Once, at breakfast, the morning being fine, I said, “Well, now, ladies, for a long walk ! nothing like exertion in these cases ; nothing is got by sitting still.” “ True, said one of them, “bow should the mind regain its rational powers, if it is not rationally exercis.
ed ?" These words should be written in letters of gold, and placed in every house where the cure of insanity is attempted, and yet they were spoken by one really insane.
If any mental attack can be made upon the hallucination of insanity, with a prospect of success, it must be by the shafts of ridicule.- I have often been highly pleased with the adroitness of my patients in ridiculing the folly of other patients, though they were affected in a similar way themselves. And even in those low desponding cases, which require every possible consolation, I have frequently observed with great elight, the sympathies of friendship exerted by those afflicted with the same disease, with most happy effect; so that, under constant and judicious regulations, the ipsane may be the best society for each other. But it is not by wit or repartee, or in the occasional expression of the social feelings, that the nature of insanity can be determined. Those afflicted with this malady may, generally, under proper management, be rendered agreeable and intelligent companions; capable of communicating any knowledge they previously possessed, and wbile those of a lower rank in life shall be capable of useful employment, those of a higher shall be able to exhibit their superior education to the best advantage.

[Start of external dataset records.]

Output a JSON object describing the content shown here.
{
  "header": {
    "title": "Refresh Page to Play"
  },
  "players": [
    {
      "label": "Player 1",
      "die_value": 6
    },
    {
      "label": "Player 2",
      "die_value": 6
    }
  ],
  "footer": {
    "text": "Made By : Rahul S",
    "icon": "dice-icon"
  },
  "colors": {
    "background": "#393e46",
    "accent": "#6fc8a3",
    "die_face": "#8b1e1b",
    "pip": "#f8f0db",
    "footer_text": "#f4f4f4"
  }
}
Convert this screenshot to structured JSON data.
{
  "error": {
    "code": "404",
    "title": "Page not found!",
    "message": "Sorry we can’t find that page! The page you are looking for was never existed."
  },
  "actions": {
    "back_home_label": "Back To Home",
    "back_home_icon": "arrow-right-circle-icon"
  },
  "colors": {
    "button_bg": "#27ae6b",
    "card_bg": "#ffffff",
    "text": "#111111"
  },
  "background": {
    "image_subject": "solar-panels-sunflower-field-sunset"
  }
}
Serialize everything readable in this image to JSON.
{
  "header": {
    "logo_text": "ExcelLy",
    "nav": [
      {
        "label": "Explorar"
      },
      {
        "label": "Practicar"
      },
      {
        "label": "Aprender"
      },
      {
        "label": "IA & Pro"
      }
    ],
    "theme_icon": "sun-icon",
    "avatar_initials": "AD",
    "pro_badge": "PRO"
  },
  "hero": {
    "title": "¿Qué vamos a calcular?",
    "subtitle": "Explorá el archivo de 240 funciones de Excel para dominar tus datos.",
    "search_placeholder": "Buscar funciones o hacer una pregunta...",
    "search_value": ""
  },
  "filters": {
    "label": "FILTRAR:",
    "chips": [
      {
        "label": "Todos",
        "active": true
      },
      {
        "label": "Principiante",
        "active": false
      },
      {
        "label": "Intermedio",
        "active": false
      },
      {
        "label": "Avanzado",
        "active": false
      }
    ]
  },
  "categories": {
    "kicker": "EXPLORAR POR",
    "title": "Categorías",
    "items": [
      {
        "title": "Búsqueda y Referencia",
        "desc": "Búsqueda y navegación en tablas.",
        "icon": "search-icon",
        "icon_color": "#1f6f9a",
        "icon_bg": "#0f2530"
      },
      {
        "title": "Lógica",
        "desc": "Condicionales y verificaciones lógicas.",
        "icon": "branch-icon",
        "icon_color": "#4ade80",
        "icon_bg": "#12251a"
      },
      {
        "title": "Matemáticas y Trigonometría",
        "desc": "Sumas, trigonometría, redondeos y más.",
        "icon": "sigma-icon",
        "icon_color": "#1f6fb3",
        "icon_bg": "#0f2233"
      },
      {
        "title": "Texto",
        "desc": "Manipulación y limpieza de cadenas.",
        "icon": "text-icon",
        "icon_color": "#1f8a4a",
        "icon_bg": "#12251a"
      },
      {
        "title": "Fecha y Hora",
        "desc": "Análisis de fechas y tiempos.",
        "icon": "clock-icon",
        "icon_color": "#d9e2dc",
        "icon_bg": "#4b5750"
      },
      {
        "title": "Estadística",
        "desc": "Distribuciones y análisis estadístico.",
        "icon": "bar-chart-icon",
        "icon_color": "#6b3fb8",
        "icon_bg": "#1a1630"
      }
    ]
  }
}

POPISH MIRACLE OF ST. ANTHONY. St. Anthony, (not the Paduan Anthony, the patron of fishes,) is the protector of horses, mules, and asses; for, on this Saint's day, at Rome, a priest, in a surplice, stands at the door of the church, and, with a long brush, dipped, as often as occasion required, into a pail full of holy water, scattered this unction three times upon the horses, as they entered the court. The priest receives for this horse baptism large wax candles, money, &c. (Owen's Travels, ii. 65.) We believe that this is the St. Anthony, who is commonly thought to have great command over fire, and a power of destroying, by flashes of that element, those who incur his displeasure. He, consequently, cures the erysipelas, or St. Anthony's fire. The relics of this Saint were transferred from Egypt to Constantinople, and thence to Dauphiny, in France, where a church was built on the spot where they were deposited, and a new order of friars established, who, by the following story, were up to the good of the convent. A certain monk of the fraternity, who was well acquainted with the prepossession of the vulgar concerning the power of this Saint, used, on Sundays, to preach in public, in different villag